Considering next her complaint in regard to the paddy land thatthe petitioners were preventing her from tending to the paddy cropcultivated by her in the maha season of 1984, this appears to bea complaint that could have been appropriately made to the Com-missioner under the Agrarian Services Act, No. 58 of 1979. Thissection provides that where a complaint is made to the Commissionerby any owner, cultivator or occupier of agricultural land that anyperson is interfering with or attempting to interfere with the cultivationrights of such person and if he is satisfied that such interference orattempted interference will result in damage or loss of crop, he mayissue an order requiring him to comply with such direction as maybe necessary for the protection of such rights. The Commissioneris permitted to seek the assistance of a peace officer within the areato ensure compliance with such an order and the peace officer isobliged to render such assistance. Such an order is binding on thepersons in respect of whom it is made until set aside by a Court.
The respondent had in fact made a complaint to the AssistantCommissioner in regard to the interference to her cultivation rightsby the 3rd petitioner during the maha season of 1983. The AssistantCommissioner held an inquiry into her complaint and had by his
Velupillai and others v. Sivanathan (Ismail, J.)
letter (P19) dated 19. 09.1984 warned the 3rd petitioner againstinterfering with the respondent's cultivation rights. The AssistantCommissioner had in this regard drawn the attention of the 3rdpetitioner to the provisions of section 57 of the Agrarian ServicesAct.
I am of the view that the respondent's complaint that she wasprevented from tending the crops in the land claimed to have beencultivated by her, is not a dispute as to the “right to cultivate” theland within the meaning of section 75 of the Primary Courts' ProcedureAct. This was a complaint relating to interference with cultivationrights which could have resulted in damage or loss of crop inregard to which the Commissioner of Agrarian Services is vestedwith jurisdiction under section 57 of the Agrarian Services Act.
The learned Magistrate has, therefore, for these reasons erred inlaw in entertaining the respondent's complaint as a "dispute affectingland" and proceeding to exercise jurisdiction under Part VII of thePrimary Courts' Procedure Act. I therefore set aside the order of thelearned Magistrate dated 16.07.1985 made by him after an inquiryand an inspection of the land.
Learned Counsel for the petitioner took up further objectionsrelating firstly to the validity of the affidavit filed by the respondenton the ground that the jurat did not disclose that the deponentaffirmed to the contents of the affidavit and secondly that therespondent being governed by the law of Thesawalamai could nothave invoked the jurisdiction of the Court by herself. Learned Counselfor the respondent contended that such objections could not betaken for the first time at the stage of appeal. In view of my findingthat the information filed by affidavit by the respondent did not disclosea dispute affecting land upon which the learned Magistrate couldhave made a determination under part VII of the Primary Courts'Procedure Act, it does not appear to me to be necessary to cometo a finding on these objections.

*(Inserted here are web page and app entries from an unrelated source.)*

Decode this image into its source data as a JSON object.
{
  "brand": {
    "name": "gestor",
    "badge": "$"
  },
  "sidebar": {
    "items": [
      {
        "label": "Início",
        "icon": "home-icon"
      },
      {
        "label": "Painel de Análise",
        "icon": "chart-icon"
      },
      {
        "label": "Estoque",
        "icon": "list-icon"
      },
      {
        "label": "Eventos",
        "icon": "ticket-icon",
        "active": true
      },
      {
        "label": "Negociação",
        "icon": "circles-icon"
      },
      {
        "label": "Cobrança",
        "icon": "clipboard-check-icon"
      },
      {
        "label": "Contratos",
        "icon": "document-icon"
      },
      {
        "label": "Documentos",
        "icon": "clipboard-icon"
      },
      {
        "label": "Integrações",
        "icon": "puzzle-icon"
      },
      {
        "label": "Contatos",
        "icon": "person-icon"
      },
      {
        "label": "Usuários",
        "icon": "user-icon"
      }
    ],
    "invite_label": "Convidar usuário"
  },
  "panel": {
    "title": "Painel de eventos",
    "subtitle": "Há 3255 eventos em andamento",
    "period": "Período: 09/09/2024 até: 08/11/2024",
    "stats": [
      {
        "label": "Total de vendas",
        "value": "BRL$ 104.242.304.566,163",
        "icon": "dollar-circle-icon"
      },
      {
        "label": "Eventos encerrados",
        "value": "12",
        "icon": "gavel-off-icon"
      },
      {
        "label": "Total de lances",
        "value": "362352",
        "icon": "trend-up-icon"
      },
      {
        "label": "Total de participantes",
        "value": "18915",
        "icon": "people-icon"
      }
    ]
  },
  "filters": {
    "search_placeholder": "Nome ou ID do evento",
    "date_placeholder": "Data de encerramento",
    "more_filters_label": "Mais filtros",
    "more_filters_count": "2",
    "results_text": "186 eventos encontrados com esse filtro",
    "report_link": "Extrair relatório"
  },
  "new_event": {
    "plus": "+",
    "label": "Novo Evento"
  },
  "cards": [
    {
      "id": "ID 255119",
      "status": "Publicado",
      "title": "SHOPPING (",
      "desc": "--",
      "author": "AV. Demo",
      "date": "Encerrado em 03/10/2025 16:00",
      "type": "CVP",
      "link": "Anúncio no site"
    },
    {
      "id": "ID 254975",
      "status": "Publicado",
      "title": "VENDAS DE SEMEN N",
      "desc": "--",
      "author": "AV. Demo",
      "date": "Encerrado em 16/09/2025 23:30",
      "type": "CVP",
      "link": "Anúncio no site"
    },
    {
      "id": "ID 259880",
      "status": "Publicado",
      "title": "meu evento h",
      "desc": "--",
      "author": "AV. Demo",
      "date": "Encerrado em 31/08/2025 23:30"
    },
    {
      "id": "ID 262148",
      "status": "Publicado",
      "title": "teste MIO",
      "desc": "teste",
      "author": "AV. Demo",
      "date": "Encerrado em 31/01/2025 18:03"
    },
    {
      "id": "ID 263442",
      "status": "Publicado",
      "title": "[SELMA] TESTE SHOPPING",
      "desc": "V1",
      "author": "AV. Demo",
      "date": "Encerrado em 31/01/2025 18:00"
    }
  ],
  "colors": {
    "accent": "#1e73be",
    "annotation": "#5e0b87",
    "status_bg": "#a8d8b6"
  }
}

I make no order as to costs.
Order set aside.
VELUPILLAI AND OTHERS v. SIVANATHAN